I am so proud of my community and my schools. That’s because the Green Local Schools decided to offer free, all-day, everyday kindergarten to all its children.
Prior to this decision, residents had to pay for all-day kindergarten on a sliding scale, depending on income level. As a result, many Green kids ended up in private kindergartens, or at Charter Schools, which would offer free kindergarten but would significantly reduce funding for kids in Green public schools.
When I was the chairman of the Primary and Secondary Education subcommittee of the House Finance and Appropriations Committee in the Ohio House during 2009, I had the honor of shepherding the “evidence-based” model of school funding, as well as a host of education reforms, through that chamber. The package was recognized as the most innovative, nonpartisan education reform of the year by the Education Commission of the States in 2010.
One of the requirements was to adopt all-day kindergarten for every child. The reason was the overwhelming evidence that good, all-day kindergarten programs are vastly superior for all kids.
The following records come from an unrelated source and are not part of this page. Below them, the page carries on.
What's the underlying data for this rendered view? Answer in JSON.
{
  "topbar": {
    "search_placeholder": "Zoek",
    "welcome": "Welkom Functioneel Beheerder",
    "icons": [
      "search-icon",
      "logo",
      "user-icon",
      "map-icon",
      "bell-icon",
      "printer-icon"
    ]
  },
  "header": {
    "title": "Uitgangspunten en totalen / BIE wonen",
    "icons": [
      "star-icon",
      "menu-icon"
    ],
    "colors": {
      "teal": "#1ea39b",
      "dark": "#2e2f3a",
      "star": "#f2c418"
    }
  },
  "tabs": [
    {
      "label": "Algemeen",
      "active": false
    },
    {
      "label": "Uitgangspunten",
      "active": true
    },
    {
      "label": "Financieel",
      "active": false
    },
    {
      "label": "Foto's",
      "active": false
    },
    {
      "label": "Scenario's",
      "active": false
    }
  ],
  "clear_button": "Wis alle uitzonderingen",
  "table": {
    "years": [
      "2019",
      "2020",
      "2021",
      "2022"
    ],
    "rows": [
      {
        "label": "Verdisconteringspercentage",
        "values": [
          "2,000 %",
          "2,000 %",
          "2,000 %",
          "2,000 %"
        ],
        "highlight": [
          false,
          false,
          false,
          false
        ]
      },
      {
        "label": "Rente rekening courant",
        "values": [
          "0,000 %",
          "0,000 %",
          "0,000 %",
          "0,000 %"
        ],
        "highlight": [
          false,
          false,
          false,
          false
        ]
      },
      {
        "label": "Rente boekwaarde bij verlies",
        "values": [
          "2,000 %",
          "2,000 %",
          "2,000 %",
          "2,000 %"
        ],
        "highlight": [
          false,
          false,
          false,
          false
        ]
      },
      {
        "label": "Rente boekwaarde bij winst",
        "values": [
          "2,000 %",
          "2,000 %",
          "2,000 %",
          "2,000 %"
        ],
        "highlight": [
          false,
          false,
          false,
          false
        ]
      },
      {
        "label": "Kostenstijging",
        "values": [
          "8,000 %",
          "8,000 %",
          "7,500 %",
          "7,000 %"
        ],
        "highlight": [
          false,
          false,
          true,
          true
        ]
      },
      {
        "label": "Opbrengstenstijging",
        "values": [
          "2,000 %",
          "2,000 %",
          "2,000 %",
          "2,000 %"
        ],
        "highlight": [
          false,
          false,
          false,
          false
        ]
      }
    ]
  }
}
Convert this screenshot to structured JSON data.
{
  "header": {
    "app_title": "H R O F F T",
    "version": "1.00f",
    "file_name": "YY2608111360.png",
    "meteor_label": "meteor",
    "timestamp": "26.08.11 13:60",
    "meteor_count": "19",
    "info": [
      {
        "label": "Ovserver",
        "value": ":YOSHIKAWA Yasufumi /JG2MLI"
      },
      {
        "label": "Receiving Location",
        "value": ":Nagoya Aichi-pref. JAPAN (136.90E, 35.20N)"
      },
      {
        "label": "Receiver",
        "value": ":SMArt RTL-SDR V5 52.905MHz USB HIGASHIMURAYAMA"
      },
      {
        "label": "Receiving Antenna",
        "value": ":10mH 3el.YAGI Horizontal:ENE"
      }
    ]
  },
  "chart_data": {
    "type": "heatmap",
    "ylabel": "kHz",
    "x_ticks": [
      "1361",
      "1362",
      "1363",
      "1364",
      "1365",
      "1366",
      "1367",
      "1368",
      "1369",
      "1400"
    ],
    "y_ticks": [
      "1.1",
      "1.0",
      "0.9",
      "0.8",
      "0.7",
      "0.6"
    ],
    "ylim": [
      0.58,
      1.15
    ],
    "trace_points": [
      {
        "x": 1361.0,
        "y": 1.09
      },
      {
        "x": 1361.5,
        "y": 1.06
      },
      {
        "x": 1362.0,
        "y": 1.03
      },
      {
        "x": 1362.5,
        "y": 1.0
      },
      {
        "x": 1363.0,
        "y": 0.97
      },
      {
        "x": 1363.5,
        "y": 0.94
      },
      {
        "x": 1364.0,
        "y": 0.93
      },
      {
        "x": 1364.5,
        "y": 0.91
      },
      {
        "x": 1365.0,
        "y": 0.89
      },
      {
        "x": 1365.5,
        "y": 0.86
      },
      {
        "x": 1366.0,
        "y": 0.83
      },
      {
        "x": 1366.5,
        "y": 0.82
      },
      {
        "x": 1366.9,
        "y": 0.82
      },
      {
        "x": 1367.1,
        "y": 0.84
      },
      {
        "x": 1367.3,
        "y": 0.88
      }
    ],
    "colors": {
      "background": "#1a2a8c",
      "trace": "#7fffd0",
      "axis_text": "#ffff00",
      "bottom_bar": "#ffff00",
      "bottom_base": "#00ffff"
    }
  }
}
The problem was that, until the evidence-based model, the state paid only for half-day kindergarten.
While the state granted many waivers from this mandate during the model’s phase-in (it has since been eliminated), it got districts thinking about one important question: What are we paying for now that’s more important than all-day kindergarten?
Many districts were spurrred to adopt all-day kindergarten, recognizing as Green now has, that its long-term benefits far outweigh the short-term costs.
I am thrilled that every child in Green will be given a chance to overcome obstacles in ways they wouldn’t have before because that’s what great early childhood education allows children to do: thrive.
I urge every school district to fight for all-day kindergarten and demand better funding from the state. Then it’s on to universal preschool.
Editor’s note: The writer is an education policy fellow at Innovation Ohio.
Commitment kept to U.S. soldiers
The recent vicious and unwarranted attacks surrounding the release of Sgt. Bowe Bergdahl are beneath contempt. As a country, we know better. We honor our commitment to never leave military personnel behind.
Rather than thank the president for a job well done, the right wing in Washington, Texas and on Fox News (entertainment) have vilified Bergdahl, his parents and the president.
I heap even greater contempt on Sen. John McCain. Having been a POW, he should know better.
These attacks are unsympathetic, unpatriotic, un-American, and certainly un-Christian.
David F. Denes
What happened to females’ freedoms
When did the Republican Party become a party of greater regulation? Historically, the GOP has always opposed greater regulation of carbon emissions through the Environmental Protection Agency.
Republicans have rallied against funding the 2010 Healthy Hunger-Free Kids Act, citing it as an unnecessary cost on schools.
And yet, look at Ohio House Bill 351 to see the opposite position on health-care for women.
Republicans trust CEOs and small business owners to make appropriate decisions for their businesses, but they suddenly cannot trust doctors to help patients make appropriate decisions. To ban the most effective and long-term birth control option available to women smacks of irrational politics, far removed from pragmatic Republican policies of yesteryear.
Let’s take a step back and realize who is trying to push for greater regulation, without being medical doctors.
If women of lower socioeconomic status have their options taken away and run a higher risk of pregnancy, does that not increase welfare spending in the long-term?
Instead of looking to the long-term to reduce the welfare burden on taxpayers, Republicans have started to slash the power of doctors to make responsible decisions with female patients.
Remember, it was a Republican president who signed Title X to help women of lower socioeconomic position regulate their family planning.
Statistically speaking, a child born into poverty has a much higher probability of falling into poor educational systems, crime, domestic violence and perpetuating the cycle of irresponsible family planning.
That only serves to further the cycle of poverty among already struggling communities.
I would urge both sides of the aisle in Columbus, as well as my fellow Ohioans, to stand against H.B. 351. It is unnecessary at best,and harmful at its worst.
Andrew S. Golden
Hardly a matter of ceremony
A recent visit to the First Baptist Church in America in Providence, R.I,, founded 1638, reminded me that my fellow Christians have lost their way concerning matters of church and state.
Writers to this newspaper proclaiming that prayers before civil assemblies are a sacred right guaranteed by the First Amendment fail to understand both the power of prayer and its sacred purpose. We who pray do so in the expectation that God listens.
The decision by the Supreme Court on the town of Greece’s invocational prayer should be especially offensive to Christians, precisely because if the solicitor and Justice Anthony Kennedy are to believed, “it is only ceremonial.”
It is selfish and imprudent to assert for those who believe no such power can silently sit by as if it is pure ceremony.
When a Wiccan gets a chance to open a meeting, or worse, an atheist, with some invocation of spirits or some nonsense about the absence of a creator, who will be the offended ones? Not God, of course, because He knows full well our foolishness.